If you’ve ever owned a Chinese Money Plant (Pilea peperomioides), you’ll understand just how. Those bad boys won’t stop multiplying.
As we’ve just covered, the Friendship Plant will grow horizontally by pushing offshoots around the base of the plant. These can then be established into new plants themselves.
You can tease these babies away or snip them off and let them root up in water. Even stem cuttings from the mother plant will root up great.
Newly rooted plant babies make brilliant gifts! If you have a friend that doesn’t want a Friendship Plant, they are no friend at all. You can’t trust anyone who doesn’t want more plants…
Pilea involucrata is nontoxic to pets (and people), so there’s no excuse, really!
Varieties & Similar Plants

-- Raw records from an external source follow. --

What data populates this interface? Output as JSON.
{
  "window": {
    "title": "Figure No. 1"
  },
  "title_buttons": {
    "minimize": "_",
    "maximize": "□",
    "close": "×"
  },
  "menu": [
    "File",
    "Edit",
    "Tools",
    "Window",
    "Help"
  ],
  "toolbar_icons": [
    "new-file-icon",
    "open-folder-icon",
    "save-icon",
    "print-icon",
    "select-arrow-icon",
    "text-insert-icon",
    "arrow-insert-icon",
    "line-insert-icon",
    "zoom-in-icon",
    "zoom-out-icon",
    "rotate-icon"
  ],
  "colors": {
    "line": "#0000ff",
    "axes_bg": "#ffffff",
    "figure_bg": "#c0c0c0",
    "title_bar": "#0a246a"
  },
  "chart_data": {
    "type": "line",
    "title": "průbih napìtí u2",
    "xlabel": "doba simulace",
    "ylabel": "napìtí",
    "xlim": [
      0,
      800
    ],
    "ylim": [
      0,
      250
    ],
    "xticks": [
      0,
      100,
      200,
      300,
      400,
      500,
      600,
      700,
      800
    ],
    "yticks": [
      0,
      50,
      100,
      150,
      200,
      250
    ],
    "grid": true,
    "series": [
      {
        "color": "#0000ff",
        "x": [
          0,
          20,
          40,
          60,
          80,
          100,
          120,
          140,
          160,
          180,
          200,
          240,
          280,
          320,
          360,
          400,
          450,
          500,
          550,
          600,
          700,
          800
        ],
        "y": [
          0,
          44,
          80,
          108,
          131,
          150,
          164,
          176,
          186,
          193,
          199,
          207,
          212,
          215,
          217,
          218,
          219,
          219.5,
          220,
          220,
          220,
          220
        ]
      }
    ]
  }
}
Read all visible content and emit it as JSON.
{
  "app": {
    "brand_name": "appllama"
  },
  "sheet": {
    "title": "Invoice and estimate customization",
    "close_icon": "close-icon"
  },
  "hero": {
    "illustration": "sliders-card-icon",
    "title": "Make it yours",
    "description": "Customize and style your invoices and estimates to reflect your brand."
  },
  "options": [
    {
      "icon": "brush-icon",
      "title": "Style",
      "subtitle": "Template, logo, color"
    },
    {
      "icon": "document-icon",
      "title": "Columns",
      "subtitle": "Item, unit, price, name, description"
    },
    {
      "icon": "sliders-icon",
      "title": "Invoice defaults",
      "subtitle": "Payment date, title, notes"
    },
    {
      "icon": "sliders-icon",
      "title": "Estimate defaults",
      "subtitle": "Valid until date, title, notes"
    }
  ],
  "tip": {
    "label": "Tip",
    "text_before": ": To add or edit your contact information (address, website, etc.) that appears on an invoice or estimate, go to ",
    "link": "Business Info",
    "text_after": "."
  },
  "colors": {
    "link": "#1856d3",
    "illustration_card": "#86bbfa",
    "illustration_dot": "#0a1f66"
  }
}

There are several cultivars of this plant on the market today.
However, to be honest, both Pilea involucrata ‘Pan Am’ and Pilea involucrata ‘Norfolk’ seem to offer nothing unique. And in typical Pilea fashion, the internet can’t seem to decide where they come from or what they look like. It’s only the Pilea involucrata ‘Silver’ that has any notable visual differentiation.
Thankfully, this plant isn’t alone in its wacky aesthetics; the Pilea genus is one big, funky family.
With deep forest green pointed leaves and shimmery silver highlights, the Aluminum Plant (Pilea cadierei) is a gorgeous option.
And if you like the involucrata‘s deep burgundy tones, you’re sure to like Pilea repens; it’s similar but without metallic details.
At the other end of the Pilea scale, Pilea glauca and Pilea depressa are tiny little trailing delights.